··· ENTRIES SHOWN ···

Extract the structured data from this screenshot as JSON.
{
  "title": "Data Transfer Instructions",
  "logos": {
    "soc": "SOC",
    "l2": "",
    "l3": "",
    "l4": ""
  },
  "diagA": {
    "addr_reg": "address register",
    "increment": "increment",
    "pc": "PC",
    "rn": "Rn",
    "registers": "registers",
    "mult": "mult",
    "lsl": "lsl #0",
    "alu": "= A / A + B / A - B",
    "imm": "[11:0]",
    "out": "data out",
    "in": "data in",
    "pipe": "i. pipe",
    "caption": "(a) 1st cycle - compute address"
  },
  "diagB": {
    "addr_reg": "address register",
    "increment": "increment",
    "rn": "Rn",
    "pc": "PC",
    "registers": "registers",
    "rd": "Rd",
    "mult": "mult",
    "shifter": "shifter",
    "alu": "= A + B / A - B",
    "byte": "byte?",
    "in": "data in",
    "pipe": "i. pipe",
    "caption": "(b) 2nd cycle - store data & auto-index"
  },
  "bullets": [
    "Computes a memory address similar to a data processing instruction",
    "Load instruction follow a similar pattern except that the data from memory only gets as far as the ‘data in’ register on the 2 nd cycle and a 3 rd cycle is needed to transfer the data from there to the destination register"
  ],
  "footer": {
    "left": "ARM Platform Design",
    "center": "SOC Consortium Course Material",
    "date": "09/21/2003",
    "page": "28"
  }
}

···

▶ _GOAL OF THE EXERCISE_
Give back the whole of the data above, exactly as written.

▶ _WRITTEN RESPONSE_
Extract the structured data from this screenshot as JSON.
{
  "title": "Data Transfer Instructions",
  "logos": {
    "soc": "SOC",
    "l2": "",
    "l3": "",
    "l4": ""
  },
  "diagA": {
    "addr_reg": "address register",
    "increment": "increment",
    "pc": "PC",
    "rn": "Rn",
    "registers": "registers",
    "mult": "mult",
    "lsl": "lsl #0",
    "alu": "= A / A + B / A - B",
    "imm": "[11:0]",
    "out": "data out",
    "in": "data in",
    "pipe": "i. pipe",
    "caption": "(a) 1st cycle - compute address"
  },
  "diagB": {
    "addr_reg": "address register",
    "increment": "increment",
    "rn": "Rn",
    "pc": "PC",
    "registers": "registers",
    "rd": "Rd",
    "mult": "mult",
    "shifter": "shifter",
    "alu": "= A + B / A - B",
    "byte": "byte?",
    "in": "data in",
    "pipe": "i. pipe",
    "caption": "(b) 2nd cycle - store data & auto-index"
  },
  "bullets": [
    "Computes a memory address similar to a data processing instruction",
    "Load instruction follow a similar pattern except that the data from memory only gets as far as the ‘data in’ register on the 2 nd cycle and a 3 rd cycle is needed to transfer the data from there to the destination register"
  ],
  "footer": {
    "left": "ARM Platform Design",
    "center": "SOC Consortium Course Material",
    "date": "09/21/2003",
    "page": "28"
  }
}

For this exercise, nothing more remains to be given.